"I feel like if someone has trust in you off the court, they’ll be able to trust you on the court," said Bradley. "That was the main thing for me, to just build that relationship with Doc, let him know how much I want to play. I feel like he’s seen that, now I just have to prove it on the court. When I come in here, from Day 1, I have to go hard and show him that I improved over the summer and, not only that, but I’m looking to improve throughout the year."

Bradley bounced between his native Seattle, Las Vegas, and his old college stomping grounds at the University of Texas this summer, working on his body and his game. When the lockout appeared it would linger, he hopped overseas (with an escape clause in tow) and appeared in three games for a team in Israel.

He said the experience was difficult, but it aided his development and put him in good position as players prepare to get thrust back into the NBA fire when training camps open next Friday. Slow out of the gates due to an anle injury and limited to 30 games and a mere 162 minutes of NBA floor time during his rookie campaign, Bradley simply needed a structured game environment after missing yet another chance at summer league and a full-size training camp.

"It was tough [in Israel]," said Bradley. "It was a different style of play. It definitely helped me out a lot because, in college I played fast, here I played fast, [but] there the games were a little slower. So it helped me slow it down a little bit."

Bradley isn't certain of his role, but Rivers said in June he'd have every opportunity to carve one out for himself. It's likely he'll serve as a key backup behind Rondo. Regardless, he can't wait to get started.

"[Coaches] can’t talk to me yet, so I don’t really know anything," said Bradley. "But I wanted to let them know I was here. Unfortunately, I wasn’t here yesterday, but I wanted to let them know I’m ready to start the season."

And the key then?

"All I have to do is listen to Doc, pay attention to Rondo and just come in here wanting to work hard and learn things," said Bradley. "I feel like I’ll be OK if I just continue to work hard and have the same mindset I've been having.

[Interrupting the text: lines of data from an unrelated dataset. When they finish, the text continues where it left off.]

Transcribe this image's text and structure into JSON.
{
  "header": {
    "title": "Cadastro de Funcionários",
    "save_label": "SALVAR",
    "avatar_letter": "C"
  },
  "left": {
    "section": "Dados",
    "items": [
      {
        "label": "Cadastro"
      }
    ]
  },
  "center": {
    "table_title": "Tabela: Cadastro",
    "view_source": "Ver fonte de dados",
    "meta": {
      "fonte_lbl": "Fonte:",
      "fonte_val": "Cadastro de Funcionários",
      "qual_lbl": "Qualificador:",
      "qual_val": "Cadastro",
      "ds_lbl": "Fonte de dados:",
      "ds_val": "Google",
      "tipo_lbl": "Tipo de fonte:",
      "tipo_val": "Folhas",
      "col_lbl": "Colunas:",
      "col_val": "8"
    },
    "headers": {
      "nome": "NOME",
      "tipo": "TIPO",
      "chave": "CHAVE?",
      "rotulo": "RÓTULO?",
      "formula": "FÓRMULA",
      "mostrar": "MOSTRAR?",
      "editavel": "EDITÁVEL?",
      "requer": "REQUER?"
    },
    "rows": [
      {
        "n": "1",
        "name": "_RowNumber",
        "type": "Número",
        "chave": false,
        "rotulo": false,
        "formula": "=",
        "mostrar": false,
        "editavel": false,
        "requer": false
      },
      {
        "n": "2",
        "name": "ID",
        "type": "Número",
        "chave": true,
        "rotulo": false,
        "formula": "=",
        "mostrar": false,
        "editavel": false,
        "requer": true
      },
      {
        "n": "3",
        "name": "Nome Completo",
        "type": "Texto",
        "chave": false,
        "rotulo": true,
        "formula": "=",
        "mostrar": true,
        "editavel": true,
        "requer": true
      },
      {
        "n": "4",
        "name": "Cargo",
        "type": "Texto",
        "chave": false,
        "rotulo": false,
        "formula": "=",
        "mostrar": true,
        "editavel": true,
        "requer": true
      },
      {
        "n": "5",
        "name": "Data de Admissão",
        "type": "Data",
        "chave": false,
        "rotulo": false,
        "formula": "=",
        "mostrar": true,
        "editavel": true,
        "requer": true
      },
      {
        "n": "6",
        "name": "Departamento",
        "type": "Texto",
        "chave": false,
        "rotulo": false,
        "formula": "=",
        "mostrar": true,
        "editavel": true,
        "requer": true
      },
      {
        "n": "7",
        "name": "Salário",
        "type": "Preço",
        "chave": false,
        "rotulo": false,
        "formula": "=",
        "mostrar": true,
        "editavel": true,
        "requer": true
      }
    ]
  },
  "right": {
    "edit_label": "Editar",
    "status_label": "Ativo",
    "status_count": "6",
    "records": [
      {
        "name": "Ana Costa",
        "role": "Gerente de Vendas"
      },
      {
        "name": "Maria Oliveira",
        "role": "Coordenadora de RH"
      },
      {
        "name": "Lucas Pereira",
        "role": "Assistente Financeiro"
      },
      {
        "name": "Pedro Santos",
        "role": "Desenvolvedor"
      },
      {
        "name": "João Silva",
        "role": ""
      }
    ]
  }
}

If I keep doing that I feel like I’m only going to get better."